## What the exercise asks
Look through the listing for the word "login". Copy each line that has it.

## Data extract
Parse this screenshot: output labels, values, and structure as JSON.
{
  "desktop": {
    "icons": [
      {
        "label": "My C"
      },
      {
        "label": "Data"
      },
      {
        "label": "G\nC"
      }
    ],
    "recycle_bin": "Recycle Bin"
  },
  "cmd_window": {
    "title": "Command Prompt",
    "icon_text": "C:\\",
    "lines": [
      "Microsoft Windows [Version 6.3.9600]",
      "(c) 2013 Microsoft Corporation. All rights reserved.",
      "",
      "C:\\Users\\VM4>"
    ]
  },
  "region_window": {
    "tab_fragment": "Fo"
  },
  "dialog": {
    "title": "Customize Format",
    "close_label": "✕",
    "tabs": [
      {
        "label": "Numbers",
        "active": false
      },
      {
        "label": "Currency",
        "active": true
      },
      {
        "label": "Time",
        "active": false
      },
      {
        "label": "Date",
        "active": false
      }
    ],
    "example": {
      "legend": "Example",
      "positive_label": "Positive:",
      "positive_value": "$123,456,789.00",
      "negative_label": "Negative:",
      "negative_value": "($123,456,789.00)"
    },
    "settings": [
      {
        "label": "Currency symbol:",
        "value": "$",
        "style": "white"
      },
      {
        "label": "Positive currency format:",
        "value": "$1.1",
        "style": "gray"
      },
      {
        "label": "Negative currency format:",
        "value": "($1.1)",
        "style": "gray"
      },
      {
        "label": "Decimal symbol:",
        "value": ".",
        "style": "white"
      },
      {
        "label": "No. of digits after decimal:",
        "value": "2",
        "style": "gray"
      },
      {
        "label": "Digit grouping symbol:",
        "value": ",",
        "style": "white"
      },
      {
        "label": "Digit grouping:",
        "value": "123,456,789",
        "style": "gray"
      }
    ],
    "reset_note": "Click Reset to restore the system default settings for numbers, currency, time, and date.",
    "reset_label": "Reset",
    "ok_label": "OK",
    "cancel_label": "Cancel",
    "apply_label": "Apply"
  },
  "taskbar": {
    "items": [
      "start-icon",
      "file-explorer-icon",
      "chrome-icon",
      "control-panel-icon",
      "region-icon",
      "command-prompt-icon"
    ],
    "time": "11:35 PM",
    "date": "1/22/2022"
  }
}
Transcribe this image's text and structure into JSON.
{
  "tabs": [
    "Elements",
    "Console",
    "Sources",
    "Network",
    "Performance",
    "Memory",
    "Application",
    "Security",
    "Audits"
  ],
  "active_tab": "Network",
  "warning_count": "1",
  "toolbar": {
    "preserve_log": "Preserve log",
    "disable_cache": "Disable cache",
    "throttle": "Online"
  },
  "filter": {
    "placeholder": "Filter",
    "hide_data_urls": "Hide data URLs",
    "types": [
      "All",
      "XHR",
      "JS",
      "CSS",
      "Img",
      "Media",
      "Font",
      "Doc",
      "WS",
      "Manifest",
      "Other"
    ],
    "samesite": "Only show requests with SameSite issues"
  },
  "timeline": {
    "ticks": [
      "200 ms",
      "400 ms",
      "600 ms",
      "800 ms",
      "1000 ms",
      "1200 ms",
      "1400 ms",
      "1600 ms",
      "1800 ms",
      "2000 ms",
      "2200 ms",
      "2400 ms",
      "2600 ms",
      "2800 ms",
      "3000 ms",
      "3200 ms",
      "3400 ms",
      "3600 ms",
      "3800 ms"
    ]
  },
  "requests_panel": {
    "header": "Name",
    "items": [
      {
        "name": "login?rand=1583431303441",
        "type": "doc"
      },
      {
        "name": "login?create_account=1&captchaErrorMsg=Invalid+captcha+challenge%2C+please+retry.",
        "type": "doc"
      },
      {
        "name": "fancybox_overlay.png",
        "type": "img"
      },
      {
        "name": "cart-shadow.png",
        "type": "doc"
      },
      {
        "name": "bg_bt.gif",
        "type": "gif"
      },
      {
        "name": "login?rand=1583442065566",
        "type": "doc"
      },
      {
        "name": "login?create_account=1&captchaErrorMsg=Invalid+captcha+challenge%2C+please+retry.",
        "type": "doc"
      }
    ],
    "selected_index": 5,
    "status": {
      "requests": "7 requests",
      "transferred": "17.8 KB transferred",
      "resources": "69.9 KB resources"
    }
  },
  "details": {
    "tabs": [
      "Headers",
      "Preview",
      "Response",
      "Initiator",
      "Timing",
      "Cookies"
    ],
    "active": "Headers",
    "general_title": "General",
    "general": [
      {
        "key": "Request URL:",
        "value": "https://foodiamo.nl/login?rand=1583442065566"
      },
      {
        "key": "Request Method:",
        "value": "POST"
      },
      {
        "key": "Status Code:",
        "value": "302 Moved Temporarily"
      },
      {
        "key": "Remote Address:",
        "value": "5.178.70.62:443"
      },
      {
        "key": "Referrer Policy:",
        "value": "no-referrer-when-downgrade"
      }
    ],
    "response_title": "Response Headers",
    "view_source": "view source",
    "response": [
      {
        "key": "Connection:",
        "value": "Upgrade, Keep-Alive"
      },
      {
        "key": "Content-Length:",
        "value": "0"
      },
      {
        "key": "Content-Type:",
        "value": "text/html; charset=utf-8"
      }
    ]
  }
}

## Solution
        "name": "login?rand=1583431303441",
        "name": "login?create_account=1&captchaErrorMsg=Invalid+captcha+challenge%2C+please+retry.",
        "name": "login?rand=1583442065566",
        "name": "login?create_account=1&captchaErrorMsg=Invalid+captcha+challenge%2C+please+retry.",
        "value": "https://foodiamo.nl/login?rand=1583442065566"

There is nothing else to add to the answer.